* **Material for the task**:
↓↓↓

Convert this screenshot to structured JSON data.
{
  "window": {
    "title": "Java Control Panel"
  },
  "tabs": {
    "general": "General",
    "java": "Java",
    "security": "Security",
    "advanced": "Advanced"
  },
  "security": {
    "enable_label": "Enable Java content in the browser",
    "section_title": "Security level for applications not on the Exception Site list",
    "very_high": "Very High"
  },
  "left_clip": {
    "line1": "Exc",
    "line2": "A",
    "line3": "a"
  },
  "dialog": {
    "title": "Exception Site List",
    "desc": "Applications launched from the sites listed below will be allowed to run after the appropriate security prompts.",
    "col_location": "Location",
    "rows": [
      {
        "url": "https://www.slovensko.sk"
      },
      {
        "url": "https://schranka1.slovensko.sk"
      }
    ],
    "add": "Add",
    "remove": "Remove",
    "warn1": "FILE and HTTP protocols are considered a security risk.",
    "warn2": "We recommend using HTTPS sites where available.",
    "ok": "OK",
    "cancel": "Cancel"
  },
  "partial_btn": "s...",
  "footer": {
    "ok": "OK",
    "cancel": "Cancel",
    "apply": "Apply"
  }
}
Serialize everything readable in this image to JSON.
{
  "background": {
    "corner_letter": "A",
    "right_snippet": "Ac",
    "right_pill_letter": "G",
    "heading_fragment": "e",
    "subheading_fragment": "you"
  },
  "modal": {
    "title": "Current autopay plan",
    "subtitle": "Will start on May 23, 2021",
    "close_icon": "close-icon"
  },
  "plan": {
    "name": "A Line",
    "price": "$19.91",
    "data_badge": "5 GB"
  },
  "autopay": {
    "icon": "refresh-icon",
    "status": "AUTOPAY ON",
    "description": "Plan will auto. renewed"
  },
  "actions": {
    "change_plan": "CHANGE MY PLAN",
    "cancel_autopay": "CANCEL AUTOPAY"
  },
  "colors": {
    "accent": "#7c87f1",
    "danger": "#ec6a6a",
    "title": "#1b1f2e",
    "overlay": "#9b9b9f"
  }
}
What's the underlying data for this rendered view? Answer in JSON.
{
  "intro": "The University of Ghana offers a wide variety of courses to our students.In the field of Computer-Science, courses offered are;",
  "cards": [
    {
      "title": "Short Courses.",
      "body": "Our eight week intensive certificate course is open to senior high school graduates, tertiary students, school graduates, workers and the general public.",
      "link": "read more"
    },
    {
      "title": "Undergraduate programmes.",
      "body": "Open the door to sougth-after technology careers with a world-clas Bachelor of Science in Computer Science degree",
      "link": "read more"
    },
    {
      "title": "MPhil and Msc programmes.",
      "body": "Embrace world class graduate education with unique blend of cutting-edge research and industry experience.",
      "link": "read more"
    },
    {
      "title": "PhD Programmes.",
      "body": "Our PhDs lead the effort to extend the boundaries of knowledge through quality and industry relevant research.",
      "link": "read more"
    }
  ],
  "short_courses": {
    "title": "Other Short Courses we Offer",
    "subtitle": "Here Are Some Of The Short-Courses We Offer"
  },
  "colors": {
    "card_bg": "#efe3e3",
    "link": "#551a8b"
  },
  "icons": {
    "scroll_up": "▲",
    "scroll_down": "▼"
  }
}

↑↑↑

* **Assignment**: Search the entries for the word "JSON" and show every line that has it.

* **Response to this task**:
Convert this screenshot to structured JSON data.
Serialize everything readable in this image to JSON.
What's the underlying data for this rendered view? Answer in JSON.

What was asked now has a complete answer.